1963 - Hurricane Flora devastates Haiti, prompting the flow of MDS workers into the area, directed by Arlin Hunsberger. The influx of MDS began the explosion of Mennonite church plants all over Haiti.

1969 - Goshen College begins Study Service Trimester in, sending students to Haiti for education and periods of service. The program continued until 1986.

1979 - Pastor Lesly Bertrand, after feeling called to return to his home country after living in Maimi, starts a Mennonite church in Haiti, Assemblée de la Grâce, which has become the mother church of a series of church plants Pastor Lesly has initiated.

1988 - CPT meets with former aid workers from Haiti to try and determine a response to recurring violence.

1990 - Pastor Lesly Bertand forms Grace Assembly Network, a series of church plants all over Haiti, of which Assemblée de la Grâce is the founding church. GAN today consists of twenty-four congregations, one orphanage, and seven schools.

1993 - U.S promises to help Aristide regain his presidency, but does not follow through. The time surrounding Aristide’s expected return was fraught with danger and injustice for people all over Haiti as coup supporters inflicted violence on those with different opinions, and viewed “most professions that bettered the lives of the poor as a threat to their hegemony.”[6]

1993 - Cry For Justice starts a project to provide a “violence-deterring/human rights-monitoring presence”[7] for those who are suffering due to the political instability caused by the coup.

1994 - CPT sends a team to Haiti, which stays until 1995, during which time they are a witness for peace and justice, staging demonstrations (to varying degrees of success) and documenting human rights abuses.

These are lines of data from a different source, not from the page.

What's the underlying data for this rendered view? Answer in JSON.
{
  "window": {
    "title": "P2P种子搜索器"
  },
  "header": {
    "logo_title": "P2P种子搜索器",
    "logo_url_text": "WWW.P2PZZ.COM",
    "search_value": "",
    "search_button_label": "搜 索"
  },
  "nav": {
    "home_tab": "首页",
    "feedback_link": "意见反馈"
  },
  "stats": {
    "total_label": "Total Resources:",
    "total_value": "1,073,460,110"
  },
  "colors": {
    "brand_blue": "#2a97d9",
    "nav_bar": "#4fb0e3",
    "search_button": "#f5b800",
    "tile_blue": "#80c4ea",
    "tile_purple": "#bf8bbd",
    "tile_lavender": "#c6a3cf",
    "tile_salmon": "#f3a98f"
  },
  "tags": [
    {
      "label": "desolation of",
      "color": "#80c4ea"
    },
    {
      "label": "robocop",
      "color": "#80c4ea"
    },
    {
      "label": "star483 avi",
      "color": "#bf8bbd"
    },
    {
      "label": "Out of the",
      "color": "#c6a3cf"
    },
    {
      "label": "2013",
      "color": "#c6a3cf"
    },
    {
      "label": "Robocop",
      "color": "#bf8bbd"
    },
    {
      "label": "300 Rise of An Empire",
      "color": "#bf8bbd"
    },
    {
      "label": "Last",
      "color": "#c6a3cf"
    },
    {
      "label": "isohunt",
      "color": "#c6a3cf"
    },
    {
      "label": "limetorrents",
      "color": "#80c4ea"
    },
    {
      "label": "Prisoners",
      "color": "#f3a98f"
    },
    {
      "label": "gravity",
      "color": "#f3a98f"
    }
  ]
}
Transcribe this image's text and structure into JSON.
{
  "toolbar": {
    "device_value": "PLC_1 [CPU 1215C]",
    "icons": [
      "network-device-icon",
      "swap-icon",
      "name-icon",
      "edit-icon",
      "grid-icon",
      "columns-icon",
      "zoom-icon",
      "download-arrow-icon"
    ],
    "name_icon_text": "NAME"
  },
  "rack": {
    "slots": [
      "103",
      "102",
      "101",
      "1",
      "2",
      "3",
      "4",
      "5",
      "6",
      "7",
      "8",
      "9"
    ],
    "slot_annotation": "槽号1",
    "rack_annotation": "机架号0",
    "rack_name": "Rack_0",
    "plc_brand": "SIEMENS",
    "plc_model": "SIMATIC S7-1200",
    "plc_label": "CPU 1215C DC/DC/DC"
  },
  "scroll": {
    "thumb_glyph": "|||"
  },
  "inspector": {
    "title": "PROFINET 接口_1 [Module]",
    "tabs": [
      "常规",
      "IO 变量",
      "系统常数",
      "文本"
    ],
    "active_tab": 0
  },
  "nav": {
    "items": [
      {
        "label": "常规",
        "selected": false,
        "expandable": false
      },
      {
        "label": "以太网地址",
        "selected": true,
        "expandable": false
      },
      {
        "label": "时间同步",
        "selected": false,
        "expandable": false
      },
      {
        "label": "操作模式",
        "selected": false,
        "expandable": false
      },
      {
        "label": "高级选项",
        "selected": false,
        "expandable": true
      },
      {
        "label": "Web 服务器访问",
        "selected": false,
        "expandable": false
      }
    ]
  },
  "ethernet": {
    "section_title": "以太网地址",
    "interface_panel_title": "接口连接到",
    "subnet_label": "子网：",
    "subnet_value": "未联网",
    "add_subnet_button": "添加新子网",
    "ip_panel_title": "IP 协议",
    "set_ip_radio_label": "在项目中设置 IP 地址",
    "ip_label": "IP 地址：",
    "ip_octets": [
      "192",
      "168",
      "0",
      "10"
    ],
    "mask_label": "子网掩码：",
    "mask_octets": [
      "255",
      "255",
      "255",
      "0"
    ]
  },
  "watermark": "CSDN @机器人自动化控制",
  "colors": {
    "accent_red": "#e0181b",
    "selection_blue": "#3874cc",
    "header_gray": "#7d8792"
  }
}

2005 - Grace Assembly Network becomes partners in mission with Souderton, Rockhill and Hopewell congregations of Franconia Mennonite Conference in the U.S. The purpose of the partnership is for both parties to support each other and to find renewal each through the other.

2006 - Armed assassins enter Assemblée de la Grâce on February 19, shooting several people and killing the deacon. Their intention was to kill Pastor Lesly Bertrand because he would not support a certain political candidate, but they did not succeed.

Annotated Bibliography

Hunsberger, Arlin and Naomi. Personal Interview. 26 Nov. 2008.

Kern, Kathleen. In Harm's Way: A History of Christian Peacemaker Teams. Eugene, Or: Cascade Books, 2009.

Miller, Sharon Wyse. The Anabaptist Witness in Haiti: Proclaiming the Gospel of Peace: a Thesis. Thesis (M.A.R.)--Eastern Mennonite Seminary, 1999, 1999.

External Links

Haiti on Global Anabaptist Mennonite Encyclopedia Online.


  1. 1.0 1.1 1.2 1.3 1.4 1.5 1.6 "Haiti," CIA World Factbook. https://www.cia.gov/library/publications/the-world-factbook/geos/ha.html (accessed 7 August 2009).
  2. 2.0 2.1 2.2 "2006 Mennonite and Brethren in Christ World Membership," Mennonite World Conference. http://www.mwc-cmm.org/en15/PDF-PPT/2006mbictotal.pdf (accessed 5 August 2009).
  3. Hunsberger
  4. Miller, p. 22
  5. Miller, p. 28
  6. Kern, p. 24
  7. Kern, p.23


Alison Brookins compiled much of the information presented here in a student research paper for a spring 2009 Anabaptist History Class at Goshen College.